The Joliet Junior College Library and Joliet Area Historical Museum collaborated to digitize more than 3,300 minutes of audio cassette reels.

“Listeners will hear about the hardships faced by individuals and families and also a broader perspective on the Great Depression and the world wars,” Amy Chellino, archive specialist with the JJC library, said in the release.

The reels had been stored at the museum. Steven Wright, museum curator, safely transported the reels to nonprofit Experimental Sound Studio in Chicago, where they were transferred to .wav files, according to the release.

Wright said in the release that several of the reels were “extremely fragile,” so their digitization required extra care and time. He encouraged people with “this type of extinct technology” to digitize it as quickly as possible.

“Had it not been done, who knows if we would have been able to save the entire interview,” Wright said in the release.

Greg Peerbolte, the museum’s executive director, said in the release that several recordings included accounts of the 1918 influenza pandemic. Digitizing these interviews during the COVID-19 pandemic “seemed to underwrite the importance of preserving this history” especially since “memories are irreplaceable,” Peerbolte said.

“While we can easily find static information from resources such as directories and newspapers,” Peerbolte said in the release, “the recollections and reactions of individuals who lived through historic events are rare and are a priceless gift to the community.”

The digitization process took about one month, and the then audio was uploaded to the website internet archive, the release said.

In the release, Sterling expressed hopes that “future generations will gain an appreciation and understanding of this area’s history as recalled and recorded by ordinary people in the Joliet region.”

Chellino agreed.

“The interactions are timeless conversations between generations and are reminders of the ephemeral moments we have in our lifetimes,” Chellino said in the release.

The JJC Foundation funded the project through the James P. and Mary Clare Sczepaniak Memorial Fund, which is designated for history purposes.

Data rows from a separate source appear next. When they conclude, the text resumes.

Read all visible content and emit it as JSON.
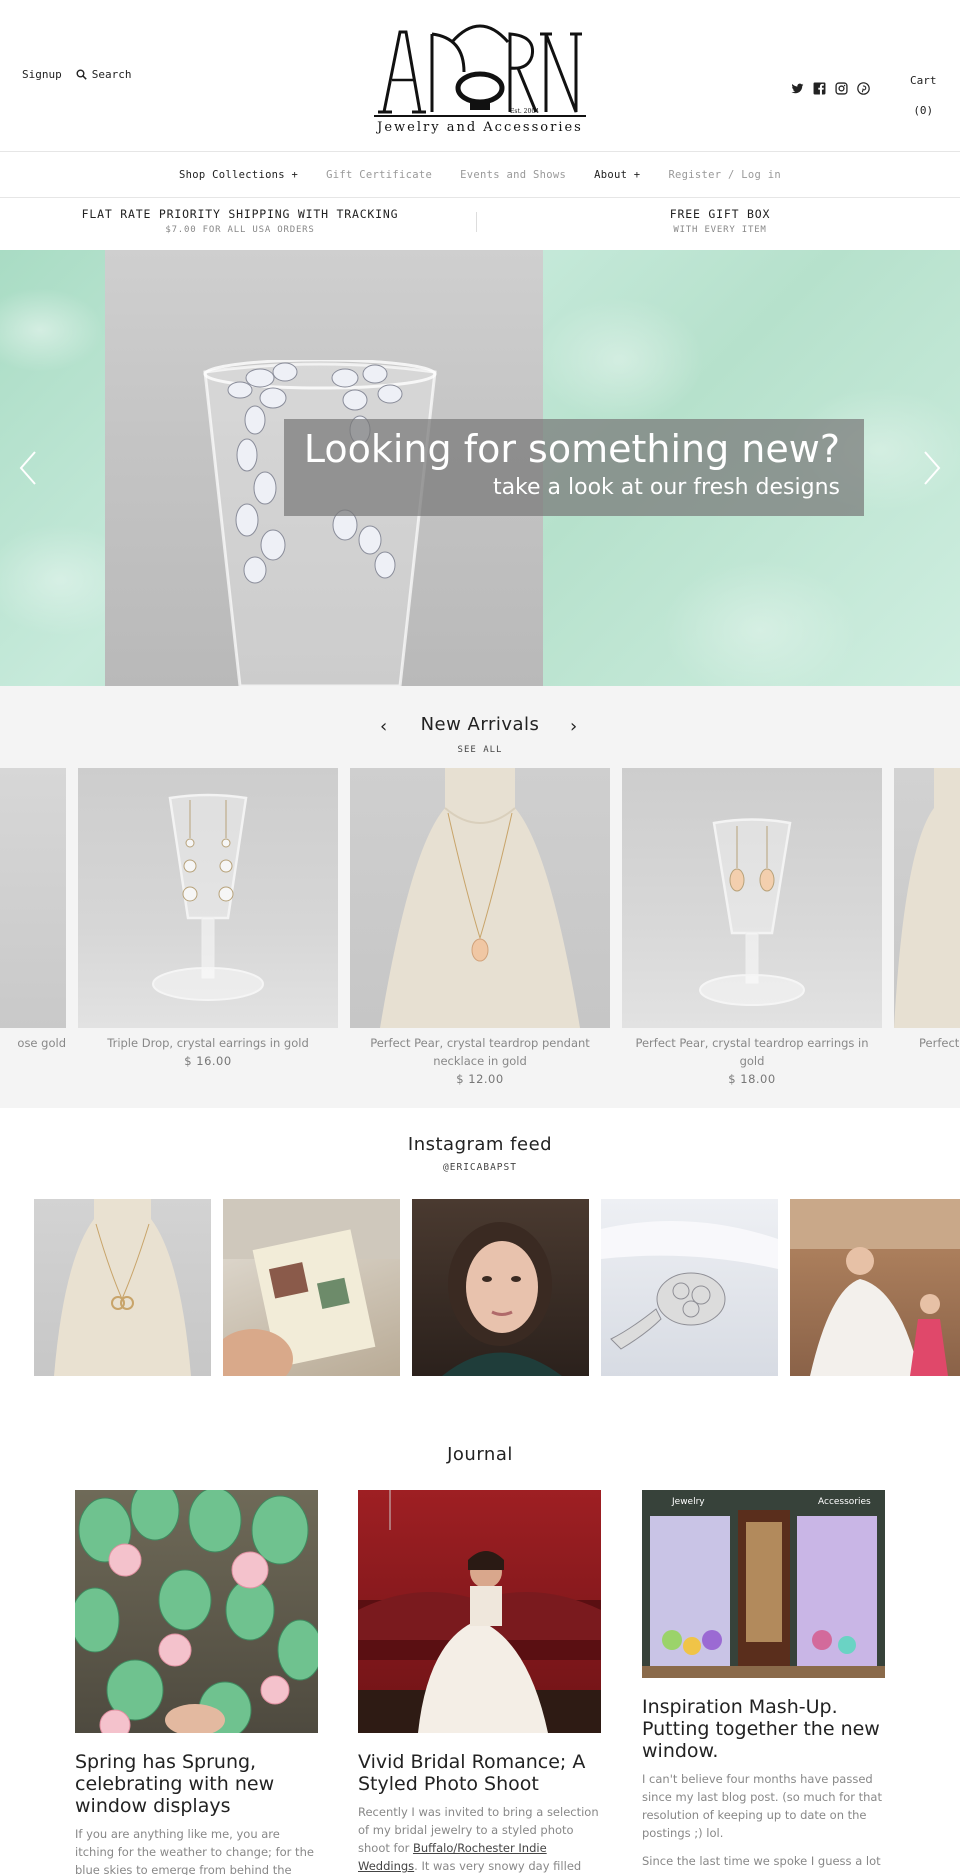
{
  "header": {
    "signup": "Signup",
    "search": "Search",
    "logo_text": "ADORN",
    "logo_est": "Est. 2004",
    "logo_tagline": "Jewelry and Accessories",
    "social_icons": [
      "twitter-icon",
      "facebook-icon",
      "instagram-icon",
      "pinterest-icon"
    ],
    "cart_label": "Cart",
    "cart_count": "(0)"
  },
  "nav": {
    "items": [
      {
        "label": "Shop Collections +",
        "active": true
      },
      {
        "label": "Gift Certificate",
        "active": false
      },
      {
        "label": "Events and Shows",
        "active": false
      },
      {
        "label": "About +",
        "active": true
      },
      {
        "label": "Register / Log in",
        "active": false
      }
    ]
  },
  "promo": {
    "left_title": "FLAT RATE PRIORITY SHIPPING WITH TRACKING",
    "left_sub": "$7.00 FOR ALL USA ORDERS",
    "right_title": "FREE GIFT BOX",
    "right_sub": "WITH EVERY ITEM"
  },
  "hero": {
    "title": "Looking for something new?",
    "subtitle": "take a look at our fresh designs"
  },
  "arrivals": {
    "title": "New Arrivals",
    "see_all": "SEE ALL",
    "products": [
      {
        "name": "ose gold",
        "price": ""
      },
      {
        "name": "Triple Drop, crystal earrings in gold",
        "price": "$ 16.00"
      },
      {
        "name": "Perfect Pear, crystal teardrop pendant necklace in gold",
        "price": "$ 12.00"
      },
      {
        "name": "Perfect Pear, crystal teardrop earrings in gold",
        "price": "$ 18.00"
      },
      {
        "name": "Perfect",
        "price": ""
      }
    ]
  },
  "instagram": {
    "title": "Instagram feed",
    "handle": "@ERICABAPST"
  },
  "journal": {
    "title": "Journal",
    "posts": [
      {
        "title": "Spring has Sprung, celebrating with new window displays",
        "excerpt": "If you are anything like me, you are itching for the weather to change; for the blue skies to emerge from behind the oppressive"
      },
      {
        "title": "Vivid Bridal Romance; A Styled Photo Shoot",
        "excerpt_before": "Recently I was invited to bring a selection of my bridal jewelry to a styled photo shoot for ",
        "excerpt_link": "Buffalo/Rochester Indie Weddings",
        "excerpt_after": ".  It was very snowy day filled with an incredible"
      },
      {
        "title": "Inspiration Mash-Up. Putting together the new window.",
        "excerpt": "I can't believe four months have passed since my last blog post.  (so much for that resolution of keeping up to date on the postings ;) lol.",
        "excerpt2": "Since the last time we spoke I guess a lot",
        "sign_left": "Jewelry",
        "sign_right": "Accessories"
      }
    ]
  }
}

The digitization expands on the JJC library’s recent transcription of the interviews, the release said.

To view the collection, go to archive.org/details/jolietjuniorcollegeoralhistories.